■ BRIEF
Across the entries below, how many lines contain the word "from"? Give the number alone.
•••
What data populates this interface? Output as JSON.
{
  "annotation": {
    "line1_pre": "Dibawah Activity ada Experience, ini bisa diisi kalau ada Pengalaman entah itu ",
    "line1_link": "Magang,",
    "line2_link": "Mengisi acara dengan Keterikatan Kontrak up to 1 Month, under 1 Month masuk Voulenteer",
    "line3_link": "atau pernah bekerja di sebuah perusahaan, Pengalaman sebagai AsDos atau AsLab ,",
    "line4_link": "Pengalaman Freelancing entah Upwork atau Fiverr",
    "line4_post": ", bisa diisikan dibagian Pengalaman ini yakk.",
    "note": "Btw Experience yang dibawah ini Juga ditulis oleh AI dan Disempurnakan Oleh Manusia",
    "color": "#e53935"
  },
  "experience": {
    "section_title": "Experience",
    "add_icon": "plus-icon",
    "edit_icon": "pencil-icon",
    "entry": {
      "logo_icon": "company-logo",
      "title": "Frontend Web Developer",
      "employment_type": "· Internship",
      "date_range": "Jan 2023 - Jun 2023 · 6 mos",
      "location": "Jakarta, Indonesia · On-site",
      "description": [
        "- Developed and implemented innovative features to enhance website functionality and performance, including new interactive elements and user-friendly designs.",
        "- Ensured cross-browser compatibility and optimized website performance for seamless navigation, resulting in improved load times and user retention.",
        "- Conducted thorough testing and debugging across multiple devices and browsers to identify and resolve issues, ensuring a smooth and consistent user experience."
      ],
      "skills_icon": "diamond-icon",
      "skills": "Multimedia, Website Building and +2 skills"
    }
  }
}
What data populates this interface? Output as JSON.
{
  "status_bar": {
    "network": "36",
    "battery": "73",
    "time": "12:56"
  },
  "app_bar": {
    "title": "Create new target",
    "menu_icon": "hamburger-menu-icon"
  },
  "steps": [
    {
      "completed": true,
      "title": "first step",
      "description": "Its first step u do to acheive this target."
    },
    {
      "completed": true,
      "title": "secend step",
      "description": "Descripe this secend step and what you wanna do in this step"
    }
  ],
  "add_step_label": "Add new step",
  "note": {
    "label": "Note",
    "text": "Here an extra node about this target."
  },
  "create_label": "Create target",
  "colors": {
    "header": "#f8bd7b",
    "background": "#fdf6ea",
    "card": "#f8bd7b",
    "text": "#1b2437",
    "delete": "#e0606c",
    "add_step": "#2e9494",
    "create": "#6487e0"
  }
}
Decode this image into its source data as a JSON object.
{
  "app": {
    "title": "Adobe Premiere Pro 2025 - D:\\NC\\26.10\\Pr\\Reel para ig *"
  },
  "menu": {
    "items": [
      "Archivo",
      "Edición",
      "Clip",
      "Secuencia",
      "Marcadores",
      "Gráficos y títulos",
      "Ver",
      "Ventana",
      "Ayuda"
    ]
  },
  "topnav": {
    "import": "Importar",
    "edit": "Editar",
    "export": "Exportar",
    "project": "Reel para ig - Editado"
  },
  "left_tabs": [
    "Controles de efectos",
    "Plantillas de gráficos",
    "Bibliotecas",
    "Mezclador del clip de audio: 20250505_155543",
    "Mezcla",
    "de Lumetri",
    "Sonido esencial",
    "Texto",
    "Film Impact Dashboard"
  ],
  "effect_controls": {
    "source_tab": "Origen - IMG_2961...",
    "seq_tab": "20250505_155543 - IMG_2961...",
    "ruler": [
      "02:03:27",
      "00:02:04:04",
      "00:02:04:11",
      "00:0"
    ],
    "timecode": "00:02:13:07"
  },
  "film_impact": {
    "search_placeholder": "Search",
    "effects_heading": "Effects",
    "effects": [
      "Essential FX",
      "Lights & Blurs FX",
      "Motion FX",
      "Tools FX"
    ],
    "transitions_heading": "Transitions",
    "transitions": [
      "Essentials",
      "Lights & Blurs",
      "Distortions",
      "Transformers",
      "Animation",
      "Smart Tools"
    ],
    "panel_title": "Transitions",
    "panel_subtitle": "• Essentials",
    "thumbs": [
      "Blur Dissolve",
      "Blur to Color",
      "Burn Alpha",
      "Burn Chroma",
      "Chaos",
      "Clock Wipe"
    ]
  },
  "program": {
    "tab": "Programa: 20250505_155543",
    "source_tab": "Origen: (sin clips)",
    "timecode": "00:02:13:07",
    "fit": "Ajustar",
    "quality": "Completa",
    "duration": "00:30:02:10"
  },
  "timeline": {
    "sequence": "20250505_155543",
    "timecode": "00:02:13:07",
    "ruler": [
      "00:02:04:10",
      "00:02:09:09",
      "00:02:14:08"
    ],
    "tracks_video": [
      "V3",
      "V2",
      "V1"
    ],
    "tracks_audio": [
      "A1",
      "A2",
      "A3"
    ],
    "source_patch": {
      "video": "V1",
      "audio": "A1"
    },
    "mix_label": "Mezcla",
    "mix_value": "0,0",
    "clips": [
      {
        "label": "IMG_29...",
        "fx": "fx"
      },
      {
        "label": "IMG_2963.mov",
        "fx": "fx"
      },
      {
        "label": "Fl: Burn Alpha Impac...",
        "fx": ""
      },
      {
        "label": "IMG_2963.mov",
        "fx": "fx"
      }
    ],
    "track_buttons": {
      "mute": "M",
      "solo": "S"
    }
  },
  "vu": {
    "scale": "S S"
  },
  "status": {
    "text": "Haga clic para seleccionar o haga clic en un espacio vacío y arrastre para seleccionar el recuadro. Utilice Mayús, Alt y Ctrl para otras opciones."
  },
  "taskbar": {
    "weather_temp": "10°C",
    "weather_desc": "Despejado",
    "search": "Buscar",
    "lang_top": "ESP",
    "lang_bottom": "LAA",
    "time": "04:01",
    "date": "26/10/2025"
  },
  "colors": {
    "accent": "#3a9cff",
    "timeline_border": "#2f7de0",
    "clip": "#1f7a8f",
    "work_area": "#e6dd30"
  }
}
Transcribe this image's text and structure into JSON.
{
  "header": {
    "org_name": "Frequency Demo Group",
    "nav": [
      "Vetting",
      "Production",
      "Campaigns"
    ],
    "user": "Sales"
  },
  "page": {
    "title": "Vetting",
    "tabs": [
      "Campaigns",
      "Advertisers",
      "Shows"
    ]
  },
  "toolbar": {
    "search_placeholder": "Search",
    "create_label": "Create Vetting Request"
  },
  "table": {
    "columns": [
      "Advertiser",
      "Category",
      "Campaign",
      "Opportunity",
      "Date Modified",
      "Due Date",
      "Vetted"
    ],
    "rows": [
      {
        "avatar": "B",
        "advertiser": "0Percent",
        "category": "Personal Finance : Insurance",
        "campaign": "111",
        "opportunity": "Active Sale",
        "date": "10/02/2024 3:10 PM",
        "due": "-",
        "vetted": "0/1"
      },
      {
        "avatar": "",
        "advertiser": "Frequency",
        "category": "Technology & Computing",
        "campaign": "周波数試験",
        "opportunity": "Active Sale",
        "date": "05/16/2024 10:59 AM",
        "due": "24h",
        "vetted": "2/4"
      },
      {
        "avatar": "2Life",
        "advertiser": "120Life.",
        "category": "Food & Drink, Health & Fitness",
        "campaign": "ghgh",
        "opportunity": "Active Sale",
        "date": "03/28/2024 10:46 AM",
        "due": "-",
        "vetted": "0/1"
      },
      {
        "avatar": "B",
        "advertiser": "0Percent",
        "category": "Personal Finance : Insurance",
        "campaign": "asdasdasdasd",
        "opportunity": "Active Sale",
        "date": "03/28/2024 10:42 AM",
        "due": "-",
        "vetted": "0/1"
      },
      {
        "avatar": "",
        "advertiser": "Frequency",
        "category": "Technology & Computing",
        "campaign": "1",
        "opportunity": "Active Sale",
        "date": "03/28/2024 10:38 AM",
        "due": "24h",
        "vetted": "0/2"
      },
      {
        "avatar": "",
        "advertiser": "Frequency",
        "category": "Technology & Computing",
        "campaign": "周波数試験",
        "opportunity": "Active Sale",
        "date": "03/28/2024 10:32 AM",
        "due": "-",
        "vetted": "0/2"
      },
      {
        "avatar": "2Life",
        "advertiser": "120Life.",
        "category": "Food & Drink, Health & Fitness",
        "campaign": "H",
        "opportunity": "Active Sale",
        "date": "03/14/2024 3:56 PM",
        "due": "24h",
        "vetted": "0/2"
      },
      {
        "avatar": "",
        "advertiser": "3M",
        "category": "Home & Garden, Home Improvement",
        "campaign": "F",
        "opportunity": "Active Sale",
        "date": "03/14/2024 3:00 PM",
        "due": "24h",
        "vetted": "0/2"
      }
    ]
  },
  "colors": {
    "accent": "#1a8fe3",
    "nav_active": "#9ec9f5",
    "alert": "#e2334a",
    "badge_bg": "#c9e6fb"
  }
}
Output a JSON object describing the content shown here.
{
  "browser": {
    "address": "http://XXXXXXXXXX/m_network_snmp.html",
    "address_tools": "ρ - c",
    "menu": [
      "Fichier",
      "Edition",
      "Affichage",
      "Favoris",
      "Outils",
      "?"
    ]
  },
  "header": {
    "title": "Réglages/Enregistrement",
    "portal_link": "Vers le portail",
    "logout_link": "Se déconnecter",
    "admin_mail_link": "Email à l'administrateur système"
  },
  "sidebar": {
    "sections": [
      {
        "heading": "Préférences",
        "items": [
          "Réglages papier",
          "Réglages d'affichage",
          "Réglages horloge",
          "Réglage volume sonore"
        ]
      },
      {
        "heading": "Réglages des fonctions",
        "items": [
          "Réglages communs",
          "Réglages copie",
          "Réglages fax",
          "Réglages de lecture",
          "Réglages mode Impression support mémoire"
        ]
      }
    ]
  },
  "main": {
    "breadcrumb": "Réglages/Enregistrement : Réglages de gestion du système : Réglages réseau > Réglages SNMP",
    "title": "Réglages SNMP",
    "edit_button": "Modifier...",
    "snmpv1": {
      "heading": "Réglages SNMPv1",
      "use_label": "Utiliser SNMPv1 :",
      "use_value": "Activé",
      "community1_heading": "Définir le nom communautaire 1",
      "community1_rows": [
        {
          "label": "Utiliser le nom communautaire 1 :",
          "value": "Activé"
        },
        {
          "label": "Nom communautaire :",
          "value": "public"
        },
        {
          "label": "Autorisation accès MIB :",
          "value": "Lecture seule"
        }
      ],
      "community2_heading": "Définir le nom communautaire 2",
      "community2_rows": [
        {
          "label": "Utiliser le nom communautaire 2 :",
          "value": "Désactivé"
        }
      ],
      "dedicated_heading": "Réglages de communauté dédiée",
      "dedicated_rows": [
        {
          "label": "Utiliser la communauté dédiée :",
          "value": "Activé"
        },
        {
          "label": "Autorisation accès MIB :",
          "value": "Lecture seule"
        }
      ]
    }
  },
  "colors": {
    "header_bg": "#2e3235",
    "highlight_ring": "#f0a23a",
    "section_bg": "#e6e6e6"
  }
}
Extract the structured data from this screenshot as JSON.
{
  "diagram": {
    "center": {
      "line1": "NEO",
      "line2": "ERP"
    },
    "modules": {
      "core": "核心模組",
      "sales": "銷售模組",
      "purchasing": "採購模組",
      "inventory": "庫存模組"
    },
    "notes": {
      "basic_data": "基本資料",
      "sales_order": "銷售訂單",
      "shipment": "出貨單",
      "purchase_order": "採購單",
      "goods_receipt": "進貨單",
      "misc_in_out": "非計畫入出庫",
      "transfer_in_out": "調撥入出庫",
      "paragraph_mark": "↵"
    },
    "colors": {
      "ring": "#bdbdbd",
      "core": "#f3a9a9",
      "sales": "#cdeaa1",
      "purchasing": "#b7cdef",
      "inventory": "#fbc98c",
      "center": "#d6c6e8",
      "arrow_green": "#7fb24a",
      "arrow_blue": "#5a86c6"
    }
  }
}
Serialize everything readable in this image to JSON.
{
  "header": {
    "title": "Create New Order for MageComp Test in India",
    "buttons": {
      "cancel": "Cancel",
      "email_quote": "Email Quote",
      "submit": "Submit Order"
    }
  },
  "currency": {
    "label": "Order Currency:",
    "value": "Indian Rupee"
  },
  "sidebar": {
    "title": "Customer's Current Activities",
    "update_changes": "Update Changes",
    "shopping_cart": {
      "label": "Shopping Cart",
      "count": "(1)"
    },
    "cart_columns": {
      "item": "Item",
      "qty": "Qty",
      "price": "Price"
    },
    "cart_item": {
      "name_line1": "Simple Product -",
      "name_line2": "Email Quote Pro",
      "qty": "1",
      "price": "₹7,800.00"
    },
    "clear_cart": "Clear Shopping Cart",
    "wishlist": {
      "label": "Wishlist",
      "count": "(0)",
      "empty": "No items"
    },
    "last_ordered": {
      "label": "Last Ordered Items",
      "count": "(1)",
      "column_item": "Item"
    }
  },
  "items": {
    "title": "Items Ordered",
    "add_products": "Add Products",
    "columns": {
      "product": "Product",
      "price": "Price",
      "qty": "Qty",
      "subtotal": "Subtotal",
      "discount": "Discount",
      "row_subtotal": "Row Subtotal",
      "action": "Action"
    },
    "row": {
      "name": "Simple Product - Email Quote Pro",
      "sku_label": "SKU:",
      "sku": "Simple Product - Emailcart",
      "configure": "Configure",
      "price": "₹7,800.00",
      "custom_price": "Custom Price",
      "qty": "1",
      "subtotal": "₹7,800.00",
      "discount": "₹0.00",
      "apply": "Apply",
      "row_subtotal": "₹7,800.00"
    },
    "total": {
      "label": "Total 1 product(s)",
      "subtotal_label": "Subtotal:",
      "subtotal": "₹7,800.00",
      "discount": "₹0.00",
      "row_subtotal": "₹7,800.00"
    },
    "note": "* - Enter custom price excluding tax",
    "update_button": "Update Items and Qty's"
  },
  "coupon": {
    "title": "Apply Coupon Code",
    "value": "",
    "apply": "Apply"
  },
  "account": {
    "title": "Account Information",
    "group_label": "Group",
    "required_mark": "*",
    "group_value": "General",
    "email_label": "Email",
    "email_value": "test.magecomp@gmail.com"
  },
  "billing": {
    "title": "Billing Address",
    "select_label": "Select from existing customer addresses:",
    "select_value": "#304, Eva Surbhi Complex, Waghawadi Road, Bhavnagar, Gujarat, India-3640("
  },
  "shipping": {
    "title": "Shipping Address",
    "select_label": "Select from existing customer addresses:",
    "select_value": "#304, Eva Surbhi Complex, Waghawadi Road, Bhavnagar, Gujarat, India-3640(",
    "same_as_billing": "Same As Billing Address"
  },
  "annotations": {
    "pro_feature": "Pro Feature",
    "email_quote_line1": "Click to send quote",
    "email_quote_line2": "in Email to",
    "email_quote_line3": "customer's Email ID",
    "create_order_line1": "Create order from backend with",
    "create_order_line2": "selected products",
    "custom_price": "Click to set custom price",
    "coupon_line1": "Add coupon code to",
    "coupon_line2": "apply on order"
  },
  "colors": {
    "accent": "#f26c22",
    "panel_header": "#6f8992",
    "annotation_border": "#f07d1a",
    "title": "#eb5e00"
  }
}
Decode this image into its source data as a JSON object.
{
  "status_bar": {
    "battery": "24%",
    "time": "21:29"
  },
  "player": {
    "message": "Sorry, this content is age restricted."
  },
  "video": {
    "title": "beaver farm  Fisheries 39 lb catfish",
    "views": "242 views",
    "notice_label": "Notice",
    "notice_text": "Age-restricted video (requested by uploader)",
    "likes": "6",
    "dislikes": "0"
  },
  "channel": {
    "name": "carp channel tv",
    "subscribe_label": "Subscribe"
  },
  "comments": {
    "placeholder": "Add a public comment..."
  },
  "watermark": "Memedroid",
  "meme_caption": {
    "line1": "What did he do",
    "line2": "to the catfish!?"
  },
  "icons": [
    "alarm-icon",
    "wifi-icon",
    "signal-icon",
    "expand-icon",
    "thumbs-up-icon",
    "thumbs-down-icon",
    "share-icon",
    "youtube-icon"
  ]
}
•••
■ RESPONSE AREA
4